Judge finished the season fifth in the Catholic League with a 15–7 record.
Billy Kelly remembers it like it was yesterday.
Kelly, a senior at Father Judge High School, remembers meeting all the guys on the freshman baseball team. It was brotherly love at first sight.
“It was great because I remember how much talent there was there,” said Kelly, a left fielder. “We could have had some guys moved up because we had some good players, but the coach at the time wanted to keep us all together because he knew we could have something really special.
“We did win a lot of games, and we played really good as a team. But we also became friends almost right away. Even the guys who didn’t know each other became friends right away. It’s the best group you could be around.”
Kelly and his teammates made a lot of memories together and they’ll probably start telling old war stories immediately.
Judge finished fifth in Catholic League play and knocked off the defending Catholic League champion Neumann-Goretti in the first round of the playoffs. But the Crusaders’ run ended in the semifinals with an 11–4 loss to first-place La Salle at FDR Park in South Philadelphia.
It marked the first time in 17 years that the Crusaders advanced that far.
Judge finishes the season 15–7.
The Explorers went on to with the Catholic League championship by blasting Archbishop Carroll 10–0 in the title game on Saturday
Losing certainly wasn’t what Kelly and company wanted, but it wasn’t a huge blow because it meant they didn’t win.
The hardest part was when they realized they would never play together again.
“When it was over, I went up and hugged every senior and there wasn’t one of us who didn’t have tears in our eyes,” said Kelly, who made third-team All-Catholic this year. “I’m really proud about what we did this year. We had a great year. I don’t think many people expected us to be here.”

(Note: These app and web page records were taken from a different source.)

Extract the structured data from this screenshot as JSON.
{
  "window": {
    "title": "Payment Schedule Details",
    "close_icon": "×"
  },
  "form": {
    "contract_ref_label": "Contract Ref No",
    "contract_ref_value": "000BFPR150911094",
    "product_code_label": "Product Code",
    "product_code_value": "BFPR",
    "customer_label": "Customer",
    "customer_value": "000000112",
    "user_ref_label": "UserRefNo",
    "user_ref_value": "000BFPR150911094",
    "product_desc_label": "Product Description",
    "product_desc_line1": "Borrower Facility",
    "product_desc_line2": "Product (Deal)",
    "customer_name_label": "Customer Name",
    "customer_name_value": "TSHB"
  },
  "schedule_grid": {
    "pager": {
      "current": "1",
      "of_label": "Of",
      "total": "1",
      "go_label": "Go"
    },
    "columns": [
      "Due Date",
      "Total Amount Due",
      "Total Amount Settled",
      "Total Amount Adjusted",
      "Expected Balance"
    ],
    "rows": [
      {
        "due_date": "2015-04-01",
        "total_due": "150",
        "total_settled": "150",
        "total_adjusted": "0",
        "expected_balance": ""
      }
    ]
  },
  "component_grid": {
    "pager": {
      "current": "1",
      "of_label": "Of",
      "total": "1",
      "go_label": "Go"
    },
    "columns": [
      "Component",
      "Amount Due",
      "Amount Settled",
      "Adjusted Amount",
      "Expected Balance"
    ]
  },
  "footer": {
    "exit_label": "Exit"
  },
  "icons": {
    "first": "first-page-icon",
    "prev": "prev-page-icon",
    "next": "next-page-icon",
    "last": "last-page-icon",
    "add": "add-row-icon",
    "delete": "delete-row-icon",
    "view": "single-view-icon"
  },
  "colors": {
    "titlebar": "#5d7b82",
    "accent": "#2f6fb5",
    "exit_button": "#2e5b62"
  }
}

For Kelly, it was a bittersweet ending to a fantastic career. But he’s going to miss a lot more than just playing baseball with this crew.
“Our team is full of clowns,” Kelly said. “There are so many funny guys. Everyone is always doing something to make us all laugh. We take baseball seriously, but we all like to have fun.
“I think the best thing we did this year was win the first-round game. We were behind, but I don’t think anyone on the team thought we were going to lose. I told everyone we weren’t going to lose. That was a huge win against a good team.”
Kelly brought a good glove and was a productive hitter to the Crusaders. He hit №2 in the lineup and midway through the year, he decided to focus on doing the little things to help the big things fall into place.
That meant sacrificing his batting average for the good of the team. And as his average started to go down, the wins started to pile up.
“I told coach that I just wanted to win and I would do anything to make that happen,” Kelly said. “I was one of the captains on the team, and that meant making sure I did everything to lead by example. First guy in, last guy to leave, carry the bucket of balls, just do whatever we needed.
“There were a lot of guys who did that, but since I was a captain, I knew I had to lead by example. I had to do whatever we needed to make sure we would be successful.”
The success meant a lot to Kelly because he was playing for his friends. But it also meant a lot because there’s a good chance he’ll never play baseball again, at least not for a school.
Kelly has a busy few weeks ahead of him. After he graduates, he’s headed for a vacation to Wildwood. After that, it’s back home for a few days and then off to Happy Valley.
“I’m going to Penn State, and I thought about walking on, but I think now I’m just going to go up there and make sure I do well in school,” said Kelly, who lives in Bustleton. “I’m going up undecided (on a major) and if you do that, you usually have to go up in June to get ready for the school year and take summer classes.
“I’m not sure what I want to major in, but I’m leaning towards either law or marketing. My friends know I love to talk and those seem like careers I’d love to do.”
If he ever needs practice, he’ll know exactly who to call.
He might be done playing baseball with this group, but he knows they’ll always be his best friends.
“Father Judge preaches brotherhood, and I think this team is a perfect example of that,” Kelly said. “When we were done and we were leaving, I told them all that they are my boys for life. We had a great year. We won a lot of games and did it because we played for each other. Nobody wanted to win for themselves. We all wanted to win together.”